▶ Your assignment: Return the lines below that carry the word "time".

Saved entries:
+ + + +
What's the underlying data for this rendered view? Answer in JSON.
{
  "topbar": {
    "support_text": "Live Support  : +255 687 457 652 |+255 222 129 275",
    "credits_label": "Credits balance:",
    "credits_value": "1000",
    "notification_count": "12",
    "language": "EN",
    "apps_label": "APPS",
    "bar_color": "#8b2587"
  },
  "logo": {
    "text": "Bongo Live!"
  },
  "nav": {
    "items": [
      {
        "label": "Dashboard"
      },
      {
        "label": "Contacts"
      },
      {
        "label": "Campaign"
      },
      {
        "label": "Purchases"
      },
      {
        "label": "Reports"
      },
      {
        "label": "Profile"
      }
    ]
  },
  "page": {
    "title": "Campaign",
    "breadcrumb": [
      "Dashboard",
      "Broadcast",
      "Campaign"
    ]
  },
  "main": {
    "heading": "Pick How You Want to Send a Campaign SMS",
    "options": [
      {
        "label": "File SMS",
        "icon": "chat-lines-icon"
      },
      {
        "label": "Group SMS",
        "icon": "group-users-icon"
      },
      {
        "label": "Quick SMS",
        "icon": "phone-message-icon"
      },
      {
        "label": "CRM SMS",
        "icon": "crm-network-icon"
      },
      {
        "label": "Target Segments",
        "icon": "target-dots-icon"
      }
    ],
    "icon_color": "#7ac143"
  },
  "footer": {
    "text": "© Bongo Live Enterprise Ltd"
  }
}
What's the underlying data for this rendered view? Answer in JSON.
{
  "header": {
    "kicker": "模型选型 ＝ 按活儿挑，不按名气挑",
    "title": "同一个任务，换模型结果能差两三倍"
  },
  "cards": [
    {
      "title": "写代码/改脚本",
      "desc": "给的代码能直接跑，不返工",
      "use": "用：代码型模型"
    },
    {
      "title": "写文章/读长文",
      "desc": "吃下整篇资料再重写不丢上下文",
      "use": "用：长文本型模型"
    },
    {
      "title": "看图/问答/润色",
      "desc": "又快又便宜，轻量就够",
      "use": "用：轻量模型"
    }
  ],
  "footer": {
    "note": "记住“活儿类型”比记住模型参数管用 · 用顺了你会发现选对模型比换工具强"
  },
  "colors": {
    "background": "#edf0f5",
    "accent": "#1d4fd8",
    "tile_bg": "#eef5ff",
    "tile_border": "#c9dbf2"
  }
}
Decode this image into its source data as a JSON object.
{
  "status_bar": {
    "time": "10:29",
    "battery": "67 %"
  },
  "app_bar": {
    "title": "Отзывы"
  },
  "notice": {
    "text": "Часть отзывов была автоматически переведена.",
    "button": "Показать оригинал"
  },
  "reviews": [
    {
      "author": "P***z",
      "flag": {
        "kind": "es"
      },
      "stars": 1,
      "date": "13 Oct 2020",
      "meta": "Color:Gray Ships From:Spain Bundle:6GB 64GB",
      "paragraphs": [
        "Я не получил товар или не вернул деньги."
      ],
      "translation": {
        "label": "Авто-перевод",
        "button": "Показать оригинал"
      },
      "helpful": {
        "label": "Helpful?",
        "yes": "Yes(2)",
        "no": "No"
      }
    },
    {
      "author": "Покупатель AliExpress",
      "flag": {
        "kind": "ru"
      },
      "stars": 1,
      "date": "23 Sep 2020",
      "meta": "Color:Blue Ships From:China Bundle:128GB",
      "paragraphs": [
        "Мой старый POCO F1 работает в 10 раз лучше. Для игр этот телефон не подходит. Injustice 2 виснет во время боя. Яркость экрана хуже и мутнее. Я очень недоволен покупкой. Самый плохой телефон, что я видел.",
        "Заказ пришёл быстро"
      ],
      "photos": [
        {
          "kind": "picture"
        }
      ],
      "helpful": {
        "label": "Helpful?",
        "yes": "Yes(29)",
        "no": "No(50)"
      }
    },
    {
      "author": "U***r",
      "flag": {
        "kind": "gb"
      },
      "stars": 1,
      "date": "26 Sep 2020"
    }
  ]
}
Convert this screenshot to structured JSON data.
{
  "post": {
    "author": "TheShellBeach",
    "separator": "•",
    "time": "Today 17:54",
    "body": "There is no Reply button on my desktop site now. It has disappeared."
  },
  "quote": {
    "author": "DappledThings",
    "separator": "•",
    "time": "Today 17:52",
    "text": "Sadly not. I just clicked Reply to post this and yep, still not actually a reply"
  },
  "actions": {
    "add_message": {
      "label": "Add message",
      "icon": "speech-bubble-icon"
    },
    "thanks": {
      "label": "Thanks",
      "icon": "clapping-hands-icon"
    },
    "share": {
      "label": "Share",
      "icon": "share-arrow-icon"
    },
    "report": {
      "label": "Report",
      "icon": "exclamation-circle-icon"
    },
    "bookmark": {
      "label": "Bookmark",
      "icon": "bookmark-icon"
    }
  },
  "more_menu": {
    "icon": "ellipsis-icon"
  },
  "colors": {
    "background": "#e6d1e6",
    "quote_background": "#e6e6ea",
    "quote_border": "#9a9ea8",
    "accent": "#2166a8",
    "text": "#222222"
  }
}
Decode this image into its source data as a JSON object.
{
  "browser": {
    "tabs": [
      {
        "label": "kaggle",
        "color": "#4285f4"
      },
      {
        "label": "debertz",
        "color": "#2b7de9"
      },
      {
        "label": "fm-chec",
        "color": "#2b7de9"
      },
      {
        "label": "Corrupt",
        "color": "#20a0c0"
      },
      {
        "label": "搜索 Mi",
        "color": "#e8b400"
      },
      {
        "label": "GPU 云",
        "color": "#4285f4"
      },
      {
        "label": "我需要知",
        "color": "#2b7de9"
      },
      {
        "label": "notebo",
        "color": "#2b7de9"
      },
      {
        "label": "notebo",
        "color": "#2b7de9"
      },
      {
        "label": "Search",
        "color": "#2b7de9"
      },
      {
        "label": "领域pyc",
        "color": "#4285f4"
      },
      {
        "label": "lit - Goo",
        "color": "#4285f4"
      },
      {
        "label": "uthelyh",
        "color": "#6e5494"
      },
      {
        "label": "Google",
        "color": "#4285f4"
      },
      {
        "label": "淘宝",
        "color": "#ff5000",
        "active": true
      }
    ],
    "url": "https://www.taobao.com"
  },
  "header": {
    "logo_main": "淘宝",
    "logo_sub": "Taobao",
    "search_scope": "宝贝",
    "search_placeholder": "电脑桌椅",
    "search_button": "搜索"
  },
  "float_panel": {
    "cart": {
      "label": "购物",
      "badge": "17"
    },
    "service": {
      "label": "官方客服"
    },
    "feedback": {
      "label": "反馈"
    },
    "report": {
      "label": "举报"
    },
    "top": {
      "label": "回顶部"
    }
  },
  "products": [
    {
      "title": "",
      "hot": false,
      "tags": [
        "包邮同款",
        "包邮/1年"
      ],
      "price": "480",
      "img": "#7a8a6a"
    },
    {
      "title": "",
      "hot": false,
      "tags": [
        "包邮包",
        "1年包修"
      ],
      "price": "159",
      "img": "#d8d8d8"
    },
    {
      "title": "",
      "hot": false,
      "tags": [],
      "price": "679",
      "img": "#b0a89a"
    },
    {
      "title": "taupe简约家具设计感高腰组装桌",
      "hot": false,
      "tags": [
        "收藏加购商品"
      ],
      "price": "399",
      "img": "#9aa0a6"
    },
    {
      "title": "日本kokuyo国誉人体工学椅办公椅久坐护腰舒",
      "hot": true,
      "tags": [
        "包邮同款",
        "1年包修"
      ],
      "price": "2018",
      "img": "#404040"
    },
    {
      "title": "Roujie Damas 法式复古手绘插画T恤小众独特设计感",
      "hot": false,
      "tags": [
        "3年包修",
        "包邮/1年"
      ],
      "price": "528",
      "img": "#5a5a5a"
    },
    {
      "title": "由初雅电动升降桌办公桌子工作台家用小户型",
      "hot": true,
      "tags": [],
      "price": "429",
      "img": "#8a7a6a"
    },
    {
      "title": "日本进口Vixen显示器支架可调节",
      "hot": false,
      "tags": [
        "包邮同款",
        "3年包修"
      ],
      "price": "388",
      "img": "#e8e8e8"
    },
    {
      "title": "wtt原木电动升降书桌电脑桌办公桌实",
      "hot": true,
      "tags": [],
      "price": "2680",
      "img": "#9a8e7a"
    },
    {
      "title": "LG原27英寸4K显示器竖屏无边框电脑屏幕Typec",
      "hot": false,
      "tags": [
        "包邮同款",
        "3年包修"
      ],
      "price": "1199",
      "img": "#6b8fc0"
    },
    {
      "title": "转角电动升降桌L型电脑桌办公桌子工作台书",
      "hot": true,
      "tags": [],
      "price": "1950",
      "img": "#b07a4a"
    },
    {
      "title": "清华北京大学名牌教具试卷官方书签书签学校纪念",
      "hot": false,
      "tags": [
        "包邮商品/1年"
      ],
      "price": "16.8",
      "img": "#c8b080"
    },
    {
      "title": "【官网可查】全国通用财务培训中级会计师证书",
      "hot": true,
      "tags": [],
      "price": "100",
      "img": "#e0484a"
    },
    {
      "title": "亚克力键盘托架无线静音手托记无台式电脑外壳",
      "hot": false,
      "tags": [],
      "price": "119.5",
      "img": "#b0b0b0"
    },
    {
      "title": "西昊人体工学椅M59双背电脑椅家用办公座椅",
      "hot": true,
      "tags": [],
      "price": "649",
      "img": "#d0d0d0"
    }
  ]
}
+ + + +
▶ Answer for the task:
    "time": "10:29",
    "time": "Today 17:54",
    "time": "Today 17:52",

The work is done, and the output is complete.